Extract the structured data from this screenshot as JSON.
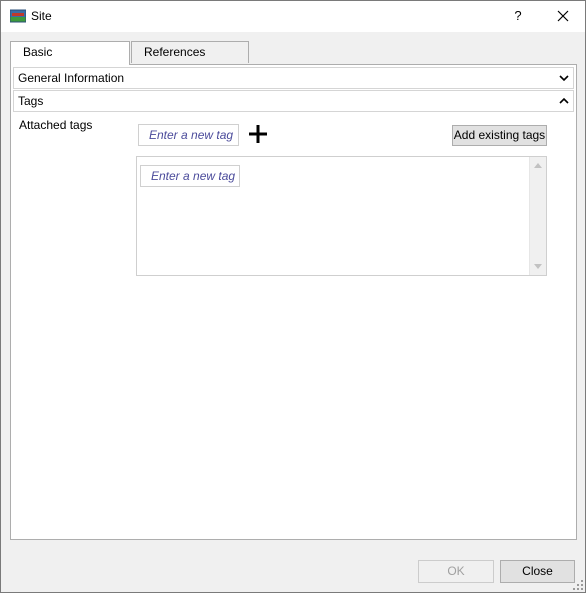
{
  "window": {
    "title": "Site",
    "help_label": "?",
    "icons": {
      "app": "site-app-icon",
      "close": "close-icon"
    }
  },
  "tabs": [
    {
      "label": "Basic",
      "active": true
    },
    {
      "label": "References",
      "active": false
    }
  ],
  "sections": {
    "general": {
      "label": "General Information",
      "state": "collapsed",
      "icon": "chevron-down-icon"
    },
    "tags": {
      "label": "Tags",
      "state": "expanded",
      "icon": "chevron-up-icon"
    }
  },
  "tags": {
    "attached_label": "Attached tags",
    "new_tag_placeholder": "Enter a new tag",
    "add_icon": "plus-icon",
    "add_existing_label": "Add existing tags",
    "list_placeholder": "Enter a new tag"
  },
  "footer": {
    "ok_label": "OK",
    "ok_enabled": false,
    "close_label": "Close"
  },
  "colors": {
    "placeholder_text": "#4b4b9b",
    "disabled_text": "#a0a0a0",
    "window_bg": "#f0f0f0"
  }
}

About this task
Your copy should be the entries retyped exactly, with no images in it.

Reply to the exercise
Extract the structured data from this screenshot as JSON.
{
  "window": {
    "title": "Site",
    "help_label": "?",
    "icons": {
      "app": "site-app-icon",
      "close": "close-icon"
    }
  },
  "tabs": [
    {
      "label": "Basic",
      "active": true
    },
    {
      "label": "References",
      "active": false
    }
  ],
  "sections": {
    "general": {
      "label": "General Information",
      "state": "collapsed",
      "icon": "chevron-down-icon"
    },
    "tags": {
      "label": "Tags",
      "state": "expanded",
      "icon": "chevron-up-icon"
    }
  },
  "tags": {
    "attached_label": "Attached tags",
    "new_tag_placeholder": "Enter a new tag",
    "add_icon": "plus-icon",
    "add_existing_label": "Add existing tags",
    "list_placeholder": "Enter a new tag"
  },
  "footer": {
    "ok_label": "OK",
    "ok_enabled": false,
    "close_label": "Close"
  },
  "colors": {
    "placeholder_text": "#4b4b9b",
    "disabled_text": "#a0a0a0",
    "window_bg": "#f0f0f0"
  }
}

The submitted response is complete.